_What this task involves_
Take each line from the entries that holds "GIPHY" and copy it out.

_Task inputs_
▬▬▬▬▬▬

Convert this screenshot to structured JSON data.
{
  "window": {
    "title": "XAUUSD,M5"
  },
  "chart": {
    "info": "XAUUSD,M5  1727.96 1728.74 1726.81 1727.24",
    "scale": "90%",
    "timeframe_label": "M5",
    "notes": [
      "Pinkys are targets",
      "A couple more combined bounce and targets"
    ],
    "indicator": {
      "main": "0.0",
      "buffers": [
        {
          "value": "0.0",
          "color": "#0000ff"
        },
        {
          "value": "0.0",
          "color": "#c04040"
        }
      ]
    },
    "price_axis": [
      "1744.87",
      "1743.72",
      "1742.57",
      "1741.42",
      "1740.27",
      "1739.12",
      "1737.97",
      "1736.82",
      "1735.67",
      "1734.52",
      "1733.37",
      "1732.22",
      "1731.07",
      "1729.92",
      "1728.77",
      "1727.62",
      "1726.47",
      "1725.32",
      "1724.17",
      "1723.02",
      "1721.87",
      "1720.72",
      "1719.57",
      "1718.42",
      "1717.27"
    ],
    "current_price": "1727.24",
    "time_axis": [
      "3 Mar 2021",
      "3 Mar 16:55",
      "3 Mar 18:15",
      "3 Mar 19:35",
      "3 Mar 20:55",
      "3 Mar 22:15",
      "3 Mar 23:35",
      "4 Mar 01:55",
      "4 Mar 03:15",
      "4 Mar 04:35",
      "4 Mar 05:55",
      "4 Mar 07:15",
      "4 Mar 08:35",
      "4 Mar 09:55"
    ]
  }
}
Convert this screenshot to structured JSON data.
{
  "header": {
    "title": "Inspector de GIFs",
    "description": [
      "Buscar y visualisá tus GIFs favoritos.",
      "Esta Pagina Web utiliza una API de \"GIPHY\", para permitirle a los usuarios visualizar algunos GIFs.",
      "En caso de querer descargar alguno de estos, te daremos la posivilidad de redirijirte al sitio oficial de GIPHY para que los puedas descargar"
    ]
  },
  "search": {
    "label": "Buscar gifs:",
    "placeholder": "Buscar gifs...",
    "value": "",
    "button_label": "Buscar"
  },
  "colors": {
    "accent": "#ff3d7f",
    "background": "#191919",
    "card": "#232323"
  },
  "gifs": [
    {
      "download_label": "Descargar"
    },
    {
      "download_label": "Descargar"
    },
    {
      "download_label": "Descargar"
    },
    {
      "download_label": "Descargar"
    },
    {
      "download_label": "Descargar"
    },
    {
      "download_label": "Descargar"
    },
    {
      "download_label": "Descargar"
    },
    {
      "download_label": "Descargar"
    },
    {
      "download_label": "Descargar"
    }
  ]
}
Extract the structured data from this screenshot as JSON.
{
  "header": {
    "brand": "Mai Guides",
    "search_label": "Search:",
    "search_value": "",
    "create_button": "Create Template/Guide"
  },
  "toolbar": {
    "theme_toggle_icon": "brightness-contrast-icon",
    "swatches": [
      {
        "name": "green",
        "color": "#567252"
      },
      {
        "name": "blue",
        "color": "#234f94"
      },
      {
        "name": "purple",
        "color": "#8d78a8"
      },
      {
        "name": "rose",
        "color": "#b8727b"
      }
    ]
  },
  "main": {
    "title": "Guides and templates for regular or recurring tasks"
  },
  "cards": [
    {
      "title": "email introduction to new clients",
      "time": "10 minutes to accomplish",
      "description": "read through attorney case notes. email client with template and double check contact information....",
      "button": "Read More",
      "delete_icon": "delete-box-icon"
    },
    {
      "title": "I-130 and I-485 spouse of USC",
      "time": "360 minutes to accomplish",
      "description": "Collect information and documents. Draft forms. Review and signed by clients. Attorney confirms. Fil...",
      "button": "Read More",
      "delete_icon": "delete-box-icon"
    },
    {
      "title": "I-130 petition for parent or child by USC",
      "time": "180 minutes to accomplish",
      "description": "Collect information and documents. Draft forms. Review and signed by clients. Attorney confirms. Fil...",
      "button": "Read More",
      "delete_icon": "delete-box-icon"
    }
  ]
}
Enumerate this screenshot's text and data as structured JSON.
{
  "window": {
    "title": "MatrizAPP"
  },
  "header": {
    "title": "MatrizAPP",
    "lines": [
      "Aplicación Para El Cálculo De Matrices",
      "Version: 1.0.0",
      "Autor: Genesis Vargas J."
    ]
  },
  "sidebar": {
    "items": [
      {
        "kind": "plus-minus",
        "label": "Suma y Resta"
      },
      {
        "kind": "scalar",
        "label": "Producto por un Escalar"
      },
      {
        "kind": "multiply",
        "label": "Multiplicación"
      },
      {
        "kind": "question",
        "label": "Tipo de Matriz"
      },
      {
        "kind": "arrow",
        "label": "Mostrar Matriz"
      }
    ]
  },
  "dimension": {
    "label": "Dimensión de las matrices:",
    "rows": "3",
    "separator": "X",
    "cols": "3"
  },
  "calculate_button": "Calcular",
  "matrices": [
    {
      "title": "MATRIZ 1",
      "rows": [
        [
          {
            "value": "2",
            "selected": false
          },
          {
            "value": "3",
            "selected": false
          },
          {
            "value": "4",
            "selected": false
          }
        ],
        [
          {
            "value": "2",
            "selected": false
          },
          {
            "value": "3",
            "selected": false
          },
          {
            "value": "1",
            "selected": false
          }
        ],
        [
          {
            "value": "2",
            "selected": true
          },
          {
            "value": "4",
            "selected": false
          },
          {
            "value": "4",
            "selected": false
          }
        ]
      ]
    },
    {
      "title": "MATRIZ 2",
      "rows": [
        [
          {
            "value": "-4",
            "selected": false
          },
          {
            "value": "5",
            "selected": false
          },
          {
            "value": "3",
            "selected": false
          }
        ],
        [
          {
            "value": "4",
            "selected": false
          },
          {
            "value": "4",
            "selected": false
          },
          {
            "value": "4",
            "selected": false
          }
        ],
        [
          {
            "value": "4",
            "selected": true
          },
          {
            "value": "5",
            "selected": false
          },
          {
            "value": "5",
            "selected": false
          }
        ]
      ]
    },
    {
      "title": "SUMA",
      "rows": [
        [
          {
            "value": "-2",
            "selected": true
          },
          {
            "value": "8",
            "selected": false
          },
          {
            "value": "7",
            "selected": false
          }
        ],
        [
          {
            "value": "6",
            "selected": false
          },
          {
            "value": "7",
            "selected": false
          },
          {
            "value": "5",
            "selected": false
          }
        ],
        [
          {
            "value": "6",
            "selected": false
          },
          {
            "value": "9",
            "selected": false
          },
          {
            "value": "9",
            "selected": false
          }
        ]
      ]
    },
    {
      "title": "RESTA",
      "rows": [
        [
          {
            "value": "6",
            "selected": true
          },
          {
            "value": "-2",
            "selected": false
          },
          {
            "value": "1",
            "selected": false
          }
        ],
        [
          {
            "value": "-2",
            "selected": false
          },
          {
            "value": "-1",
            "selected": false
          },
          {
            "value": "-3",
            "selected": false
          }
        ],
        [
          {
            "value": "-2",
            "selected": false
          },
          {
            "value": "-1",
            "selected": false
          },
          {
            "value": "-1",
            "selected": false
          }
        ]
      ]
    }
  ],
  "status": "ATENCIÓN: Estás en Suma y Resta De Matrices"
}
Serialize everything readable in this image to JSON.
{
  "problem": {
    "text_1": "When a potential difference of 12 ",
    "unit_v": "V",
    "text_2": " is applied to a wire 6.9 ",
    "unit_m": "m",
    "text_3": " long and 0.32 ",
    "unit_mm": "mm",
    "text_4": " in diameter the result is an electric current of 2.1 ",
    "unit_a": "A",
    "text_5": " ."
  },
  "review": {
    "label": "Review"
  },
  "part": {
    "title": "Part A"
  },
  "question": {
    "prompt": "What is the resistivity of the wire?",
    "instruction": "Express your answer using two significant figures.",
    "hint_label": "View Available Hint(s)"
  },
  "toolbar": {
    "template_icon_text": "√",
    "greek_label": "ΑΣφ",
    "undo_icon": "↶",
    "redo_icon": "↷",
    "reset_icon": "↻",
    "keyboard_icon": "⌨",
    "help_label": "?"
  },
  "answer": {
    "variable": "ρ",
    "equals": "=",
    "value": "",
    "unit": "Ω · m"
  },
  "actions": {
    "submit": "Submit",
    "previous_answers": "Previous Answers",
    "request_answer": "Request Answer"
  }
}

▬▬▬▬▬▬

_Task output_
      "Esta Pagina Web utiliza una API de \"GIPHY\", para permitirle a los usuarios visualizar algunos GIFs.",
      "En caso de querer descargar alguno de estos, te daremos la posivilidad de redirijirte al sitio oficial de GIPHY para que los puedas descargar"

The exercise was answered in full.